There’s always new whisky to discover. It’s one of the great things about whisky. So as we enter a new year, embrace the diversity and try something new. These ten whiskies are all brilliant for different reasons. We’ve steered away from some of the biggest names and classic supermarket shelf brands to give the spotlight to some cracking producers.
Here’s 10 whiskies you need to try in 2024.
Bushmills is a massive name but one that probably doesn’t get the credit it deserves for its delicious brand of rich, fruity whiskey. The brand’s 16-year-old Irish single malt is aged in three different cask types: bourbon, Port and sherry, which imparts notes of fruit, nuts and spices.
The Tamdhu train is one we are fully onboard and we don’t need an excuse to talk about its sherried single malt, but we’ll take one.
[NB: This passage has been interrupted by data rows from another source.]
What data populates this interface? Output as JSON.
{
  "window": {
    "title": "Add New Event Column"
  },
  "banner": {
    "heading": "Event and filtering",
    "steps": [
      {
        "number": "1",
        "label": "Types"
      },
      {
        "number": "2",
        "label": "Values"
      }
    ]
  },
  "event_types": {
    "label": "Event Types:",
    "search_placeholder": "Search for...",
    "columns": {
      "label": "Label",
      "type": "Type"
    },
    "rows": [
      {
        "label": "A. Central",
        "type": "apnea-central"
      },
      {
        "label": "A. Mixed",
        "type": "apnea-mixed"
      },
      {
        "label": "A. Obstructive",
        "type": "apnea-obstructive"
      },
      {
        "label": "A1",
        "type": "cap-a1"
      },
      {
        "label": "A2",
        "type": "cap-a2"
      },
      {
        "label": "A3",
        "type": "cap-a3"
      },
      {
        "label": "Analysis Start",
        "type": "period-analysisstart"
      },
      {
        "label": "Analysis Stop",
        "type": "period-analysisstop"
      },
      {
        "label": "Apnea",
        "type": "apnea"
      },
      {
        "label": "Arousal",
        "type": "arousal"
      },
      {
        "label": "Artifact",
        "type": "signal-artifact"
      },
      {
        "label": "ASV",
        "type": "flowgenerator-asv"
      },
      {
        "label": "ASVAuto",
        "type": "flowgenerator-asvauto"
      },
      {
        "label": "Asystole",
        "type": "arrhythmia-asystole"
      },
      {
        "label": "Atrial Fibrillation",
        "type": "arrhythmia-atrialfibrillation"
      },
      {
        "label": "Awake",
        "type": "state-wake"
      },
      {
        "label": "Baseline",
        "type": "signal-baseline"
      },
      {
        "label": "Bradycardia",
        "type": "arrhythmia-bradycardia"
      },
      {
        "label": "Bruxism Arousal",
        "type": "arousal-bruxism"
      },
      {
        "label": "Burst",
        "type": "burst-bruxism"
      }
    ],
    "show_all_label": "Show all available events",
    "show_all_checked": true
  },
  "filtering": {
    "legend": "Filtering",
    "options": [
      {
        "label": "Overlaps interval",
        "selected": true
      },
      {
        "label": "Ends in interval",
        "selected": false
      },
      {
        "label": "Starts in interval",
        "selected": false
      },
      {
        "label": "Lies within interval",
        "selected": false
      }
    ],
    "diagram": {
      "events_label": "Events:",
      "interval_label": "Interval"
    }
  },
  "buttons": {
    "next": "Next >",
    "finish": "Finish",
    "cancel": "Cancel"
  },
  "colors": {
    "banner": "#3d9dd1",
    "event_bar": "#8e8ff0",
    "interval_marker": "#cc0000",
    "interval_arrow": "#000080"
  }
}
This is the second release of Tamdhu’s Quercus Alba Distinction series, showcasing whisky matured entirely in first-fill American oak sherry casks. If you want to compare the difference between American and European oak, this is the tastiest way to do so.
That Boutique-y Whisky Company are masters at bottling whisky you probably haven’t tasted before and that was certainly the case for us with this Danish single malt whisky from the Fary Lochan Distillery. The brand smokes its barley using nettles, making for an intriguing different flavour profile to classic peat-smoked whiskies.
From the giant Fuji Gotemba Distillery comes the brand’s signature single malt. Yes, the distillery is at the base of Mount Fuji, but there’s a lot more to it than that, as our in-depth feature on it explains. Suffice it to say, Fuji Gotemba is a brand you should acquaint yourself with and the Single Malt is a good place to start. Matured in a combination of bourbon and beer casks, this is an elegant, Scotch-style single malt.
Ephemeral is excitingly exclusive to us. That’s not the whole reason to taste it, however. It was made from New Zealand laureate barley and aged in a 200-litre virgin French oak barrel for at least five years before it was finished in a single New Zealand Pinot Noir cask. It was then bottled at a cask strength of 57% ABV and is presented with its natural colour, and without chill-filtration. It’s a super interesting single malt that will introduce you to Scapegrace, a name you’ll soon get to know even better.
From brothers Ally and Gordon Stevenson, who boast 20+ years of industry experience, Turntable blended Scotch whiskies is a range that has really caught our eye. That’s not just because of the striking music-themed labels, but also the quality of the whisky. Every expression is left to marry for a minimum of three months before bottling and is all non-chill-filtered, natural colour, and 46% ABV in strength, and each marriage also boasts some very interesting distilleries and maturation profiles. Take Turntable Track 02: Firestarter Whisky. It’s a top blend of 40% Caol Ila virgin oak barrel, 23% Cameronbridge virgin oak barrel, 22% Benrinnes Chinkapin barrel, and 15% Invergordon virgin oak barrel, it’s a fresh and sweet and gooey dram with campfire smoke, vanilla, toffee apple, and pineapple.
Beautiful Fruit 8 Year Old is top-value Irish whiskey. An elegant eight-year-old single grain, it boasts a beautifully fruit-forward, estery character with a tropical tang. At this price, mixing is a real possibility with this one, and it works superbly in many a cocktail.
A true mix of sherry and Scotch, as Henry explains here, this blended whisky was distilled and aged in Scotland and then shipped to Jerez for a finishing in PX sherry casks. Bottled at 41.3% ABV, he describes it as a “heady decadent spirit”, with “something like 12 grams of sugar per litre in the standard bottling, all PX sherry that had soaked into the wood. It actually tastes a lot like a Brandy de Jerez”. Really interesting stuff, this.
The perfect blend which you’ll never feel guilty for cracking open. This corker from Compass Box was made with 33% Lowland grain whisky and 67% malt whisky from the Highlands, Speyside and Islay, aged in a combination of first-fill and refill bourbon barrels and first-fill Sherry casks, with a small portion being finished in new French oak. It’s cheap enough to mix liberally and complex enough to enjoy neat.
We went deep into the Scottish Highlands to find this tasty single malt from Strathdearn. We love finding hidden gems for you and this year you need to embrace single cask and the singular, if you haven’t already. Just 324 bottles were filled from a barrique for this one, so don’t hang around.